_DIRECTIONS_
The answer must consist of every record below, reproduced exactly.

_Website and app data records_
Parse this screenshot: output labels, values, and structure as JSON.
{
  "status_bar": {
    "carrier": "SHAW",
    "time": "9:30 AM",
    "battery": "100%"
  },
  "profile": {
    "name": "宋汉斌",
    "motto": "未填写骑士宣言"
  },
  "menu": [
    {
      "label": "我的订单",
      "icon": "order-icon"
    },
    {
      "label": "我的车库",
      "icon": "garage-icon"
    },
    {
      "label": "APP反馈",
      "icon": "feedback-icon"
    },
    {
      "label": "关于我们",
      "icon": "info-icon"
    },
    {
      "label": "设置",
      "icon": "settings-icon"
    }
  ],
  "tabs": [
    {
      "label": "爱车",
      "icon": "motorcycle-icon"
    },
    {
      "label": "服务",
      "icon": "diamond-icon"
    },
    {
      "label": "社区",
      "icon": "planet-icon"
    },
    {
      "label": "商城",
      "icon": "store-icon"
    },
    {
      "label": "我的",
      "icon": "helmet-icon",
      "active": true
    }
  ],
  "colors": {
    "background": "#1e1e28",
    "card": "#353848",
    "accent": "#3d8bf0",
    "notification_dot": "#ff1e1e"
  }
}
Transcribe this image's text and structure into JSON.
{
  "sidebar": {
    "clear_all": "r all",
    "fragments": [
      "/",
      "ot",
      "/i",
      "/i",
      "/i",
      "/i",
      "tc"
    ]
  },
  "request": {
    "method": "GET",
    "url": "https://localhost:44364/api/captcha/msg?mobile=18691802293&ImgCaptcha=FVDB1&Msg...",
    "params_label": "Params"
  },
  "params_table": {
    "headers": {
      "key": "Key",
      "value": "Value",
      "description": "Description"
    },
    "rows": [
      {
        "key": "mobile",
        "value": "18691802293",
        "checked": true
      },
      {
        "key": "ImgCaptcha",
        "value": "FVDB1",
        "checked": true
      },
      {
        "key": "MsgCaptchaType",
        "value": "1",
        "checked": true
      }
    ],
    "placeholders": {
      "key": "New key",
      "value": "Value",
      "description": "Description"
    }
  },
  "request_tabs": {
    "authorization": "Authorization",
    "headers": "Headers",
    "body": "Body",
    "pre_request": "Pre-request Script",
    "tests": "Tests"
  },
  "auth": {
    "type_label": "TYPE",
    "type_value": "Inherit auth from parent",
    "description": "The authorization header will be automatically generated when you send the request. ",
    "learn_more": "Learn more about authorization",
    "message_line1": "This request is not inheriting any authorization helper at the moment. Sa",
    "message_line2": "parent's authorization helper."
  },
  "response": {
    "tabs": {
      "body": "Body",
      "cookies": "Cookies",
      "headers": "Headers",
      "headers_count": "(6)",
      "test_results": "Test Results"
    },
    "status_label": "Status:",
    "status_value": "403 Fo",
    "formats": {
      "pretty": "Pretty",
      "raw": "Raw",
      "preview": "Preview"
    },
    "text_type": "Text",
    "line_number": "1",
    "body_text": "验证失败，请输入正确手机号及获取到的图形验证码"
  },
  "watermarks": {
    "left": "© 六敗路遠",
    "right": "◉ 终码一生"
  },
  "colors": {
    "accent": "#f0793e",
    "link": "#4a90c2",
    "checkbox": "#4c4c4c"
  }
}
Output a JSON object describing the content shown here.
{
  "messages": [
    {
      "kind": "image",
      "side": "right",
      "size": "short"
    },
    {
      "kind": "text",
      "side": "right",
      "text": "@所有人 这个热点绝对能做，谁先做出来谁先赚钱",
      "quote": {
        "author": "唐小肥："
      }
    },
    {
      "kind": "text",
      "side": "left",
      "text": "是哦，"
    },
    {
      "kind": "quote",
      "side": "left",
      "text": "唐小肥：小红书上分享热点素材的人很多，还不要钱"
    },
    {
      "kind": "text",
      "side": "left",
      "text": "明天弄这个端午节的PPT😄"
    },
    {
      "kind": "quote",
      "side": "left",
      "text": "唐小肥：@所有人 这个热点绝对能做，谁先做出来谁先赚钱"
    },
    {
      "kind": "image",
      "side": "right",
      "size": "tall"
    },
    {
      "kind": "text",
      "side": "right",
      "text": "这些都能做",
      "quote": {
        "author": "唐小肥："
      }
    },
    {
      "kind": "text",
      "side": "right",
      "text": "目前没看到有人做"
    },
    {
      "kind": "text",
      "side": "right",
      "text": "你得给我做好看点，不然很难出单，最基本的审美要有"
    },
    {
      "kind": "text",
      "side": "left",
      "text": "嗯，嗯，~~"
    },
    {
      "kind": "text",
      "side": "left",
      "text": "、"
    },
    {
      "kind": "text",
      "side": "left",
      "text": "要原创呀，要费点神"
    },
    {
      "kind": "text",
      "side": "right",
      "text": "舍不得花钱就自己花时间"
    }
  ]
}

_ANSWER SPACE_
Parse this screenshot: output labels, values, and structure as JSON.
{
  "status_bar": {
    "carrier": "SHAW",
    "time": "9:30 AM",
    "battery": "100%"
  },
  "profile": {
    "name": "宋汉斌",
    "motto": "未填写骑士宣言"
  },
  "menu": [
    {
      "label": "我的订单",
      "icon": "order-icon"
    },
    {
      "label": "我的车库",
      "icon": "garage-icon"
    },
    {
      "label": "APP反馈",
      "icon": "feedback-icon"
    },
    {
      "label": "关于我们",
      "icon": "info-icon"
    },
    {
      "label": "设置",
      "icon": "settings-icon"
    }
  ],
  "tabs": [
    {
      "label": "爱车",
      "icon": "motorcycle-icon"
    },
    {
      "label": "服务",
      "icon": "diamond-icon"
    },
    {
      "label": "社区",
      "icon": "planet-icon"
    },
    {
      "label": "商城",
      "icon": "store-icon"
    },
    {
      "label": "我的",
      "icon": "helmet-icon",
      "active": true
    }
  ],
  "colors": {
    "background": "#1e1e28",
    "card": "#353848",
    "accent": "#3d8bf0",
    "notification_dot": "#ff1e1e"
  }
}
Transcribe this image's text and structure into JSON.
{
  "sidebar": {
    "clear_all": "r all",
    "fragments": [
      "/",
      "ot",
      "/i",
      "/i",
      "/i",
      "/i",
      "tc"
    ]
  },
  "request": {
    "method": "GET",
    "url": "https://localhost:44364/api/captcha/msg?mobile=18691802293&ImgCaptcha=FVDB1&Msg...",
    "params_label": "Params"
  },
  "params_table": {
    "headers": {
      "key": "Key",
      "value": "Value",
      "description": "Description"
    },
    "rows": [
      {
        "key": "mobile",
        "value": "18691802293",
        "checked": true
      },
      {
        "key": "ImgCaptcha",
        "value": "FVDB1",
        "checked": true
      },
      {
        "key": "MsgCaptchaType",
        "value": "1",
        "checked": true
      }
    ],
    "placeholders": {
      "key": "New key",
      "value": "Value",
      "description": "Description"
    }
  },
  "request_tabs": {
    "authorization": "Authorization",
    "headers": "Headers",
    "body": "Body",
    "pre_request": "Pre-request Script",
    "tests": "Tests"
  },
  "auth": {
    "type_label": "TYPE",
    "type_value": "Inherit auth from parent",
    "description": "The authorization header will be automatically generated when you send the request. ",
    "learn_more": "Learn more about authorization",
    "message_line1": "This request is not inheriting any authorization helper at the moment. Sa",
    "message_line2": "parent's authorization helper."
  },
  "response": {
    "tabs": {
      "body": "Body",
      "cookies": "Cookies",
      "headers": "Headers",
      "headers_count": "(6)",
      "test_results": "Test Results"
    },
    "status_label": "Status:",
    "status_value": "403 Fo",
    "formats": {
      "pretty": "Pretty",
      "raw": "Raw",
      "preview": "Preview"
    },
    "text_type": "Text",
    "line_number": "1",
    "body_text": "验证失败，请输入正确手机号及获取到的图形验证码"
  },
  "watermarks": {
    "left": "© 六敗路遠",
    "right": "◉ 终码一生"
  },
  "colors": {
    "accent": "#f0793e",
    "link": "#4a90c2",
    "checkbox": "#4c4c4c"
  }
}
Output a JSON object describing the content shown here.
{
  "messages": [
    {
      "kind": "image",
      "side": "right",
      "size": "short"
    },
    {
      "kind": "text",
      "side": "right",
      "text": "@所有人 这个热点绝对能做，谁先做出来谁先赚钱",
      "quote": {
        "author": "唐小肥："
      }
    },
    {
      "kind": "text",
      "side": "left",
      "text": "是哦，"
    },
    {
      "kind": "quote",
      "side": "left",
      "text": "唐小肥：小红书上分享热点素材的人很多，还不要钱"
    },
    {
      "kind": "text",
      "side": "left",
      "text": "明天弄这个端午节的PPT😄"
    },
    {
      "kind": "quote",
      "side": "left",
      "text": "唐小肥：@所有人 这个热点绝对能做，谁先做出来谁先赚钱"
    },
    {
      "kind": "image",
      "side": "right",
      "size": "tall"
    },
    {
      "kind": "text",
      "side": "right",
      "text": "这些都能做",
      "quote": {
        "author": "唐小肥："
      }
    },
    {
      "kind": "text",
      "side": "right",
      "text": "目前没看到有人做"
    },
    {
      "kind": "text",
      "side": "right",
      "text": "你得给我做好看点，不然很难出单，最基本的审美要有"
    },
    {
      "kind": "text",
      "side": "left",
      "text": "嗯，嗯，~~"
    },
    {
      "kind": "text",
      "side": "left",
      "text": "、"
    },
    {
      "kind": "text",
      "side": "left",
      "text": "要原创呀，要费点神"
    },
    {
      "kind": "text",
      "side": "right",
      "text": "舍不得花钱就自己花时间"
    }
  ]
}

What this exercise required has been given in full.